(TASK OBJECTIVE)
Type out every line below exactly as it reads.

(Element data from apps and pages)
################

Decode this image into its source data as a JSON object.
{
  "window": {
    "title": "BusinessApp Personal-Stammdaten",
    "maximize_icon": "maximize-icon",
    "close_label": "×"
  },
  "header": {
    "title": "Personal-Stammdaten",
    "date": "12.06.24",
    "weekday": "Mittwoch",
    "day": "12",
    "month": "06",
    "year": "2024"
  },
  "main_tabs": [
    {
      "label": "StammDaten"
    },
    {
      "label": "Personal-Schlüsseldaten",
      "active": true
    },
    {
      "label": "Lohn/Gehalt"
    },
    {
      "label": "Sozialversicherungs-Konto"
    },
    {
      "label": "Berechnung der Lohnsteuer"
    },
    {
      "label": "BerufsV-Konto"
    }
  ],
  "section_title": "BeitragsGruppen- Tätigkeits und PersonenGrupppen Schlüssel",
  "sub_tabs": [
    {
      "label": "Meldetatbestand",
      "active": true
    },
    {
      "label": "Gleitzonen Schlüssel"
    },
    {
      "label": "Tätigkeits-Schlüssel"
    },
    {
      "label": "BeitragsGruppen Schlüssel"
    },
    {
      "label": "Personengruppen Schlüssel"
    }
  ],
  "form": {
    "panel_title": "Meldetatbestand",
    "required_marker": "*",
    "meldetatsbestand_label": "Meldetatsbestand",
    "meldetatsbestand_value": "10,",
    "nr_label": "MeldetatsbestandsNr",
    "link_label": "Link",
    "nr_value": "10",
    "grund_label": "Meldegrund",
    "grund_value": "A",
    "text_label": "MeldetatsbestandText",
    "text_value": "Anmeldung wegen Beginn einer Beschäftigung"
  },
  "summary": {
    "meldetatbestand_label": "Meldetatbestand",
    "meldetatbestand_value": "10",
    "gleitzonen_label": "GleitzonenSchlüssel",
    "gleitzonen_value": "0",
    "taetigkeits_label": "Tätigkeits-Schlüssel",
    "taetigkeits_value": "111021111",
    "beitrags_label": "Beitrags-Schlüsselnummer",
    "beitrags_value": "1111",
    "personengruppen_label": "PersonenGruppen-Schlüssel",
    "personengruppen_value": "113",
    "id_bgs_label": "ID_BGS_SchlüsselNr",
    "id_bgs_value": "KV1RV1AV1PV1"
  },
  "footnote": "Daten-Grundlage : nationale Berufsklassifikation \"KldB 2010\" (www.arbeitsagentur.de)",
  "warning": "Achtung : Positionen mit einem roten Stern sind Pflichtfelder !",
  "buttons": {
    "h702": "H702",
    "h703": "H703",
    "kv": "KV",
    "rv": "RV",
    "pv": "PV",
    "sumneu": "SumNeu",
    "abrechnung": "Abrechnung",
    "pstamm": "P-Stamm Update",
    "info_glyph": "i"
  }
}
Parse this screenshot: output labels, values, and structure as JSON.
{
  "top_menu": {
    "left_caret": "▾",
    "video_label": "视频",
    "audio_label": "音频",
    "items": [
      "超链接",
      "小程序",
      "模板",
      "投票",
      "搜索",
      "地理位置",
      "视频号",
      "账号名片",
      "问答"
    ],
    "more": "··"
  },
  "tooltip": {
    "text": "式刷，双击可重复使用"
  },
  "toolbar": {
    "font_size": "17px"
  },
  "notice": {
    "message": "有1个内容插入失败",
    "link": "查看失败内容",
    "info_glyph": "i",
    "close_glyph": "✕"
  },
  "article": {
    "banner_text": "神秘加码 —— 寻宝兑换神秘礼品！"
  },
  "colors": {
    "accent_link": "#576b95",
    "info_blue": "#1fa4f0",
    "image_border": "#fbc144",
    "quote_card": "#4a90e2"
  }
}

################

(EXERCISE SOLUTION)
Decode this image into its source data as a JSON object.
{
  "window": {
    "title": "BusinessApp Personal-Stammdaten",
    "maximize_icon": "maximize-icon",
    "close_label": "×"
  },
  "header": {
    "title": "Personal-Stammdaten",
    "date": "12.06.24",
    "weekday": "Mittwoch",
    "day": "12",
    "month": "06",
    "year": "2024"
  },
  "main_tabs": [
    {
      "label": "StammDaten"
    },
    {
      "label": "Personal-Schlüsseldaten",
      "active": true
    },
    {
      "label": "Lohn/Gehalt"
    },
    {
      "label": "Sozialversicherungs-Konto"
    },
    {
      "label": "Berechnung der Lohnsteuer"
    },
    {
      "label": "BerufsV-Konto"
    }
  ],
  "section_title": "BeitragsGruppen- Tätigkeits und PersonenGrupppen Schlüssel",
  "sub_tabs": [
    {
      "label": "Meldetatbestand",
      "active": true
    },
    {
      "label": "Gleitzonen Schlüssel"
    },
    {
      "label": "Tätigkeits-Schlüssel"
    },
    {
      "label": "BeitragsGruppen Schlüssel"
    },
    {
      "label": "Personengruppen Schlüssel"
    }
  ],
  "form": {
    "panel_title": "Meldetatbestand",
    "required_marker": "*",
    "meldetatsbestand_label": "Meldetatsbestand",
    "meldetatsbestand_value": "10,",
    "nr_label": "MeldetatsbestandsNr",
    "link_label": "Link",
    "nr_value": "10",
    "grund_label": "Meldegrund",
    "grund_value": "A",
    "text_label": "MeldetatsbestandText",
    "text_value": "Anmeldung wegen Beginn einer Beschäftigung"
  },
  "summary": {
    "meldetatbestand_label": "Meldetatbestand",
    "meldetatbestand_value": "10",
    "gleitzonen_label": "GleitzonenSchlüssel",
    "gleitzonen_value": "0",
    "taetigkeits_label": "Tätigkeits-Schlüssel",
    "taetigkeits_value": "111021111",
    "beitrags_label": "Beitrags-Schlüsselnummer",
    "beitrags_value": "1111",
    "personengruppen_label": "PersonenGruppen-Schlüssel",
    "personengruppen_value": "113",
    "id_bgs_label": "ID_BGS_SchlüsselNr",
    "id_bgs_value": "KV1RV1AV1PV1"
  },
  "footnote": "Daten-Grundlage : nationale Berufsklassifikation \"KldB 2010\" (www.arbeitsagentur.de)",
  "warning": "Achtung : Positionen mit einem roten Stern sind Pflichtfelder !",
  "buttons": {
    "h702": "H702",
    "h703": "H703",
    "kv": "KV",
    "rv": "RV",
    "pv": "PV",
    "sumneu": "SumNeu",
    "abrechnung": "Abrechnung",
    "pstamm": "P-Stamm Update",
    "info_glyph": "i"
  }
}
Parse this screenshot: output labels, values, and structure as JSON.
{
  "top_menu": {
    "left_caret": "▾",
    "video_label": "视频",
    "audio_label": "音频",
    "items": [
      "超链接",
      "小程序",
      "模板",
      "投票",
      "搜索",
      "地理位置",
      "视频号",
      "账号名片",
      "问答"
    ],
    "more": "··"
  },
  "tooltip": {
    "text": "式刷，双击可重复使用"
  },
  "toolbar": {
    "font_size": "17px"
  },
  "notice": {
    "message": "有1个内容插入失败",
    "link": "查看失败内容",
    "info_glyph": "i",
    "close_glyph": "✕"
  },
  "article": {
    "banner_text": "神秘加码 —— 寻宝兑换神秘礼品！"
  },
  "colors": {
    "accent_link": "#576b95",
    "info_blue": "#1fa4f0",
    "image_border": "#fbc144",
    "quote_card": "#4a90e2"
  }
}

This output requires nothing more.